..As for the mainstream media, this election cycle has proved the case there can be no doubt they are completely invested in the Liberal agenda, Democrat leadership and most emphatically, this president.
… First, we’re told we must change our policies and “reach out to women” since Obama garnered the majority of the women’s vote. Wrong – we don’t view women as a separate gender group requiring special benefits. Women benefit mightily from the free-market, limited government principles of conservative governance. The Left created a “war on women” out of thin air and accused Republicans of perpetrating it. The Liberal media compliantly amplified the attacks, which contaminated and distracted virtually every Republican federal race in the country, and clearly most prominently the presidential race.
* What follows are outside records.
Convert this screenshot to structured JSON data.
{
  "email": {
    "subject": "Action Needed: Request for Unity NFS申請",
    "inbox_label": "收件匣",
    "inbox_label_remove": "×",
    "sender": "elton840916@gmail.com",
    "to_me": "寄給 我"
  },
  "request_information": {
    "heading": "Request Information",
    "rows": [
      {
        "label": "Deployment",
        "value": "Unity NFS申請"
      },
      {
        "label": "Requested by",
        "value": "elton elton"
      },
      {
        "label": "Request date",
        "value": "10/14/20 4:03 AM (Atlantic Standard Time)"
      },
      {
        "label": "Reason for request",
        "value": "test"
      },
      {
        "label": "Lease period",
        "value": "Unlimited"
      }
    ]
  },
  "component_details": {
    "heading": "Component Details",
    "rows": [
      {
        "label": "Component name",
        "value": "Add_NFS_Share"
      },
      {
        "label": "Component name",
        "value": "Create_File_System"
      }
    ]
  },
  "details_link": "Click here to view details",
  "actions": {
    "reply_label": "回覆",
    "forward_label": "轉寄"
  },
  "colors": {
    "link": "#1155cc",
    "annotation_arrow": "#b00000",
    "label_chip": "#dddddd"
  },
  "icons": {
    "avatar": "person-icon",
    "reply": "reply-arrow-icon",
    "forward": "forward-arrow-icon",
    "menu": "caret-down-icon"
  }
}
Since the criticism is based entirely on a liberal canard, no change in conservative “policy” is required.
… we are told we must alter our stance on immigration, which in essence is – we believe our federal immigration laws must be followed and our sovereignty protected thru orderly and secure borders.
Red Notes From A Blue State, in a post titled “What Republicans Can Do,” prefers to disparage the coalition that trumped the GOP’s losing election day strategy:
Behold the New Democratic Majority – Blacks, Latinos, voters under 30 and single white women allured by Obama’s promise of a Planned Parenthood abortion center in every pot … The imminent arrival of what Republicans used to call, a note of disapproval in their tone, the Nanny State — a federal government octopus that wipes every tear with dollars taken from the idle rich while directing the flow of business in what has been quaintly called the private economy — is supposed to hold this alliance together.
Over at Make Blue Red, Chris Healy also takes a blame-the-pitiful-media approach, skewering a timid and over-worked press corps instead of the party’s candidate for U.S. Senate who failed to make any gains at all over her 2010 campaign:
Most political coverage of any detail appeared two weeks before this Election with dry biographies and a few quotes. There was no serious coverage of any races this Election except process stories or stories about polls. But there was plenty of whining and complaining by reporters and editors about the unavailability of Republican Linda McMahon during her U.S. Senate race.
… Republicans must realize that the media are spread thin and are generally uninterested in Republican positions or principles. The best one can hope for is to establish a professional relationship with media types, work reporters with well-reasoned and articulated positions and deliver them with passion. Candidates must make their arguments interesting, humorous and quotable.
… And assume the worst will always happen to a Republican candidate or incumbent. In the meantime, let’s stop feeding the media beast, keep our heads and sharpen our bayonets for the next battle.